Your task:
For each line in the records that contains "views", make a copy.

Source information:
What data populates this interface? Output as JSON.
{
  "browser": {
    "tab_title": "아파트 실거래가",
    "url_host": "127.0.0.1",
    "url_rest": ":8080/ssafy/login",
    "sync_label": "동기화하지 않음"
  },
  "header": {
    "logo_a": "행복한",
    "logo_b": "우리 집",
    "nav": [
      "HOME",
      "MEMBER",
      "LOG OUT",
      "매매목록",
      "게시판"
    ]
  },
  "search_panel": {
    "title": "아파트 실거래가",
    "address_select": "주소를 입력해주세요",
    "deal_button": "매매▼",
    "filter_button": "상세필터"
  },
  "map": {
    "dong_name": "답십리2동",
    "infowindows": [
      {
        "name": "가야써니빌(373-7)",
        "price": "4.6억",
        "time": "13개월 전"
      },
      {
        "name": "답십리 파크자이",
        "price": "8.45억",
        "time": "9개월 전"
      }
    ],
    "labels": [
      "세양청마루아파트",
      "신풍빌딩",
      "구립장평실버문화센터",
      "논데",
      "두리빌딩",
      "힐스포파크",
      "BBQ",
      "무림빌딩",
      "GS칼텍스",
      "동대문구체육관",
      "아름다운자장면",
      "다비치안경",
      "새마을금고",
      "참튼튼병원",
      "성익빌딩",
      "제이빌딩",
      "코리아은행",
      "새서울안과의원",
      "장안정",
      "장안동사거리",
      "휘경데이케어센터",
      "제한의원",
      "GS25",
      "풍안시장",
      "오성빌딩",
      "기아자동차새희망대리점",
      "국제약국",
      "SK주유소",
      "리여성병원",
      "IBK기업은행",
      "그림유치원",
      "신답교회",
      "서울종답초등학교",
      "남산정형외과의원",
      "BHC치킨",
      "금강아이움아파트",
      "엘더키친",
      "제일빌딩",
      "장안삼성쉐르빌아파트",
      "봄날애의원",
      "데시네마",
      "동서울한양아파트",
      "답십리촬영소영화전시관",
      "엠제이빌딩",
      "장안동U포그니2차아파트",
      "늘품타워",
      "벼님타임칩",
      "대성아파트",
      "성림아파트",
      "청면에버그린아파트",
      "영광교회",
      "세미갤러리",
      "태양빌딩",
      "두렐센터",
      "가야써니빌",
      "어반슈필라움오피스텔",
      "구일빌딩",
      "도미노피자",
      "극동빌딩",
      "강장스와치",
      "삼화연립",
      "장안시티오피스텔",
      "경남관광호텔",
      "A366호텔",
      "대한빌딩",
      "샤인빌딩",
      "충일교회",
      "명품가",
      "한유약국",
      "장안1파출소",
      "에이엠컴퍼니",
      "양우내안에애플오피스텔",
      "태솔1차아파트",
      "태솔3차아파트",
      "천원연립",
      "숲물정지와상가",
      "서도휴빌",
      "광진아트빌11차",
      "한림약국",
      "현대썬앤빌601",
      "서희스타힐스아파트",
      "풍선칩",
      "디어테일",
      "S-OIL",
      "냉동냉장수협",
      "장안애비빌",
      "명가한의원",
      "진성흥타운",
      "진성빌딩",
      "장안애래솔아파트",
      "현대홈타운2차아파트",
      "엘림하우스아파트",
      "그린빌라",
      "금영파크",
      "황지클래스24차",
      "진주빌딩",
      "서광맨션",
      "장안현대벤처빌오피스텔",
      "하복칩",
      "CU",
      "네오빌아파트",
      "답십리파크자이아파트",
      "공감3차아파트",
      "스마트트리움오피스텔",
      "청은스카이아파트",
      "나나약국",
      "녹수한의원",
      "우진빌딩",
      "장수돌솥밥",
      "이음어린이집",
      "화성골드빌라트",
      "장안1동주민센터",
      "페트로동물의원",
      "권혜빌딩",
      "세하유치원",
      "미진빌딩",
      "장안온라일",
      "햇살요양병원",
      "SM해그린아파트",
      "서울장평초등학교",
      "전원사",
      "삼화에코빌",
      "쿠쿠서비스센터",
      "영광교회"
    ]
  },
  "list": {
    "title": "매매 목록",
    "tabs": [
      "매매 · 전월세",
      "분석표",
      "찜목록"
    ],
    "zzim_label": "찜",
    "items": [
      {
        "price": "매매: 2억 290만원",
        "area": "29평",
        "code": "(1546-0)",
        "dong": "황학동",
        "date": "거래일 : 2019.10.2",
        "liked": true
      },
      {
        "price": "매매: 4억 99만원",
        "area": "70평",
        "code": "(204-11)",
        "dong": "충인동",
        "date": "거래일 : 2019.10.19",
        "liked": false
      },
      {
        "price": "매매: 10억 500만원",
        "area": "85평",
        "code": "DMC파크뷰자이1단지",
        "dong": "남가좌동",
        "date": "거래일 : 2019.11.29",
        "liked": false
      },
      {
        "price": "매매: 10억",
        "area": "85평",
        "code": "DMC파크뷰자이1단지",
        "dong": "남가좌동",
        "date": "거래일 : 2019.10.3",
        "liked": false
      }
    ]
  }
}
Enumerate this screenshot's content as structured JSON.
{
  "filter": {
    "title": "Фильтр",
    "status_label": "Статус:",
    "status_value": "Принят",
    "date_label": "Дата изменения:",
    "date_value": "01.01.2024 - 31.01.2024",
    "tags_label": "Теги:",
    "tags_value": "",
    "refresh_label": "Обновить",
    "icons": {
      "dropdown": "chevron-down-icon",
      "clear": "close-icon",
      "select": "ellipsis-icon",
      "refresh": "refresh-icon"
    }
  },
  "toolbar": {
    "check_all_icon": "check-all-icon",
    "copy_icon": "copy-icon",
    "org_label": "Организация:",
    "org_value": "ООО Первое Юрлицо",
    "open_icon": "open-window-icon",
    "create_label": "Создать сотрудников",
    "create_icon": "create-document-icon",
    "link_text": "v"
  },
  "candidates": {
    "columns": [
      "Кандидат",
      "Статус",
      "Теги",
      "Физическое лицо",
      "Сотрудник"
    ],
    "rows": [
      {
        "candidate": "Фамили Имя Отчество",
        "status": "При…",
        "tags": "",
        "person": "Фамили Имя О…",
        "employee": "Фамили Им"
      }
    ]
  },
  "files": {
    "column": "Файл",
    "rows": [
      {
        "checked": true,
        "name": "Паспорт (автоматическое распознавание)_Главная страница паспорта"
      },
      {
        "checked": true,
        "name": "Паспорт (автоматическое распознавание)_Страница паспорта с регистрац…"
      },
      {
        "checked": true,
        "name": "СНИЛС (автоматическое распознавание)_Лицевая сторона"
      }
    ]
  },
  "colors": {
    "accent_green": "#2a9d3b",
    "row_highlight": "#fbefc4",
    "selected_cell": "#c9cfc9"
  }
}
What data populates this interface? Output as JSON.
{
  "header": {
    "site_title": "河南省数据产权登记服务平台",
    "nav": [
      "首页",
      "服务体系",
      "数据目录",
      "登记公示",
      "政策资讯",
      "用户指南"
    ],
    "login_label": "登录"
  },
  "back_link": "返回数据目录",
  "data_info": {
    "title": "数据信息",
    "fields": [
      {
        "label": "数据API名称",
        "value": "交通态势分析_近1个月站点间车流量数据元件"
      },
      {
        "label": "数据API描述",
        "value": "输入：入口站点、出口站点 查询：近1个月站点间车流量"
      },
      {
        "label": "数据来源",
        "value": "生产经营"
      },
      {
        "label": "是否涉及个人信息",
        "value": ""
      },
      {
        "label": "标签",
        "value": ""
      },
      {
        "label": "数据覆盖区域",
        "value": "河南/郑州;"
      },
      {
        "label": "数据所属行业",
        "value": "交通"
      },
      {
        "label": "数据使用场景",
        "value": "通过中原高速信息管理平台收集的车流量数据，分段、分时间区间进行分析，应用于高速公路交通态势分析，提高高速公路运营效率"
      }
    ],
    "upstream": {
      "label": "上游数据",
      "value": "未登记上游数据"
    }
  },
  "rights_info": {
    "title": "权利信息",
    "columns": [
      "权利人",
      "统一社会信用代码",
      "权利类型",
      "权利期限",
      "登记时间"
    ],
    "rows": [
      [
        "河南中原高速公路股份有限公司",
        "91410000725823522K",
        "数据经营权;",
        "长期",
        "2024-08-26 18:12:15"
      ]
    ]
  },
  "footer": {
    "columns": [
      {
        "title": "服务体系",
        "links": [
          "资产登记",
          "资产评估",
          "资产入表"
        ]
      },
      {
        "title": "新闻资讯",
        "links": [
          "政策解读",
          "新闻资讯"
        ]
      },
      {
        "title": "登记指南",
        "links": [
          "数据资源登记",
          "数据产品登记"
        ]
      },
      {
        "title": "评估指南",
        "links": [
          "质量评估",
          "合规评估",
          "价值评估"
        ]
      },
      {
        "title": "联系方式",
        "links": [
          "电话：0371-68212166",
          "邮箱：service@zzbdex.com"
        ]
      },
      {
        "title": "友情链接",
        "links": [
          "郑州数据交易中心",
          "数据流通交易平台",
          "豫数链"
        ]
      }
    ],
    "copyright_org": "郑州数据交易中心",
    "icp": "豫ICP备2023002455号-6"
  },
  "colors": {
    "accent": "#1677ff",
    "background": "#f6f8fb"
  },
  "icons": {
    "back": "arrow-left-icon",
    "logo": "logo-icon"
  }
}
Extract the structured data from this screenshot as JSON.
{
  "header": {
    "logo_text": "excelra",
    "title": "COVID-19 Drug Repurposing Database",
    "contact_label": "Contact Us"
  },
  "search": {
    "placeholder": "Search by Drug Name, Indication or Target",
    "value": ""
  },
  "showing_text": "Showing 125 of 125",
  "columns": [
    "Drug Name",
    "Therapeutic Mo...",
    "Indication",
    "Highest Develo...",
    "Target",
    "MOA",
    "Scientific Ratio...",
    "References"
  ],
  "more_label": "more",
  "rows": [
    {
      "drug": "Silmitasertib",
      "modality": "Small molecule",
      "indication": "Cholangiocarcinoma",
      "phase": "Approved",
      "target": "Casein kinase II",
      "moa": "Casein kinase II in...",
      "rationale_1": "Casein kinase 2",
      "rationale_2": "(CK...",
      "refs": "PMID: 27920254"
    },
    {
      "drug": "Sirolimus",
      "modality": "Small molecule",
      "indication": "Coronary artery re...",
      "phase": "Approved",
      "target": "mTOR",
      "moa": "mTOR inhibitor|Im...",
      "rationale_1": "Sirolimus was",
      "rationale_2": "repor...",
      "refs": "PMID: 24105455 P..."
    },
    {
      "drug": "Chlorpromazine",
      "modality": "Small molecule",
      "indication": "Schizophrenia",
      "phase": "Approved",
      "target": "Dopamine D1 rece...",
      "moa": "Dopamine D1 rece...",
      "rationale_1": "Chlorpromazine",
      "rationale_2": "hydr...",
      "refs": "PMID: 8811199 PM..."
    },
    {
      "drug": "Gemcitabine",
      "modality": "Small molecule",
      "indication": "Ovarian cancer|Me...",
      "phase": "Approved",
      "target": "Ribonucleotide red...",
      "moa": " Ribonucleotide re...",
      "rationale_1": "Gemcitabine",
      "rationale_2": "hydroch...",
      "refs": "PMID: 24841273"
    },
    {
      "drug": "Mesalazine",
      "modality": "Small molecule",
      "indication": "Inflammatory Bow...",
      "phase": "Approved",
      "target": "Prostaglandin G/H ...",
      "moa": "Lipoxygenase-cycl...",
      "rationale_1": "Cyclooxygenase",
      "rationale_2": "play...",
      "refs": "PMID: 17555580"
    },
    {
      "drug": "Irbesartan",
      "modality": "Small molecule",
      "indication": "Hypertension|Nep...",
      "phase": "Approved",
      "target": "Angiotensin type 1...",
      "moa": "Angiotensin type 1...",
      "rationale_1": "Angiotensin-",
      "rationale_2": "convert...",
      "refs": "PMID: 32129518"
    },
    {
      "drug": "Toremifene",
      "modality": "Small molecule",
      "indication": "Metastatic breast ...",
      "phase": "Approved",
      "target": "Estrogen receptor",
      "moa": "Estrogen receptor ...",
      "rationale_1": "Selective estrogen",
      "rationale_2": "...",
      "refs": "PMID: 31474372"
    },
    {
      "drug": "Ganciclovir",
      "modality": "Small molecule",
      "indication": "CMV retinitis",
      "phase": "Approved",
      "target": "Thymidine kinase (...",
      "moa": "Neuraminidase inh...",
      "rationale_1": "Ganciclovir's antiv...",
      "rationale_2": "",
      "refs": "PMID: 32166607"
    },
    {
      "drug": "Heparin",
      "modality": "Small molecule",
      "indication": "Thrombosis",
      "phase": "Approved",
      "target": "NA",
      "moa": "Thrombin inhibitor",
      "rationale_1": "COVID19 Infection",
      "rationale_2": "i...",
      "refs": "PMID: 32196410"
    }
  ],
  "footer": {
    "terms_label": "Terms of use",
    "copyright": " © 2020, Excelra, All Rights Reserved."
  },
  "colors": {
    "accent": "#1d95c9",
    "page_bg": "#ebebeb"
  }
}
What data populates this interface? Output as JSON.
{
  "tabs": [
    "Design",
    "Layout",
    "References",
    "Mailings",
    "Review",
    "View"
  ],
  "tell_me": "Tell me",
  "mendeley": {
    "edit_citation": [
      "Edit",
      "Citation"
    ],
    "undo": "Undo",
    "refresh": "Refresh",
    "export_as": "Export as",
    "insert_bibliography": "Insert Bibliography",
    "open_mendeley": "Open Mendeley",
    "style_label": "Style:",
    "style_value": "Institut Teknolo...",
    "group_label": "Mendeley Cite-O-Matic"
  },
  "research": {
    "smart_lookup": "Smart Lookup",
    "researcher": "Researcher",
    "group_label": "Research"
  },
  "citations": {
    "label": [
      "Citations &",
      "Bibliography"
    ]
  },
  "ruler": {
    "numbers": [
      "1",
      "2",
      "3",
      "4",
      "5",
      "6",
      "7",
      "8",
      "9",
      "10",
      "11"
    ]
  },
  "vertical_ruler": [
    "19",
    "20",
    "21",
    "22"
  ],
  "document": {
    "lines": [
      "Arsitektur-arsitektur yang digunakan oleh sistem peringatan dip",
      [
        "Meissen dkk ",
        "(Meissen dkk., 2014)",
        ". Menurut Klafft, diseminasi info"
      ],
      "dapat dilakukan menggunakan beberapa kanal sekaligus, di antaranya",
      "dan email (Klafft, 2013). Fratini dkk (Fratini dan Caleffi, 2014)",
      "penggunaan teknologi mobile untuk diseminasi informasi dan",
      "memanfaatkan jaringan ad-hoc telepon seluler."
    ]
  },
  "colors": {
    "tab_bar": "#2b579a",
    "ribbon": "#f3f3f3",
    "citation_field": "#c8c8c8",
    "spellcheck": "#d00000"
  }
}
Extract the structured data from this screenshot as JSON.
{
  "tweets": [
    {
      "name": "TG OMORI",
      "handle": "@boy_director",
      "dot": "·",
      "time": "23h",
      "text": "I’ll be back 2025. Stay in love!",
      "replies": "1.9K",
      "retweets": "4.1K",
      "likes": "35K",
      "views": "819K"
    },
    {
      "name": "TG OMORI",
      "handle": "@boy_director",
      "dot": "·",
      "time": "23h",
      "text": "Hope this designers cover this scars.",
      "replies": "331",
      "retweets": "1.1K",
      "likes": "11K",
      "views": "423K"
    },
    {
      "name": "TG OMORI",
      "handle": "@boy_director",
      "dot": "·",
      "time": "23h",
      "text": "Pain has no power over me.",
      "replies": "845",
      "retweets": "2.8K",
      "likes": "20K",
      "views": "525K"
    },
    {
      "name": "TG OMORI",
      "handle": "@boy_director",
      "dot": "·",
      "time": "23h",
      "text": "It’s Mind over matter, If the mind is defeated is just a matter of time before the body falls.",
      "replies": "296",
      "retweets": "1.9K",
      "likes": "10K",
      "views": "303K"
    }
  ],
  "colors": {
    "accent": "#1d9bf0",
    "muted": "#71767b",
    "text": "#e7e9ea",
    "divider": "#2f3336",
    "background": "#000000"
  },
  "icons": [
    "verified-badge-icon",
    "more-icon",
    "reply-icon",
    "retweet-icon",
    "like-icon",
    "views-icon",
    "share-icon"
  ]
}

Your solution:
      "views": "819K"
      "views": "423K"
      "views": "525K"
      "views": "303K"
    "views-icon",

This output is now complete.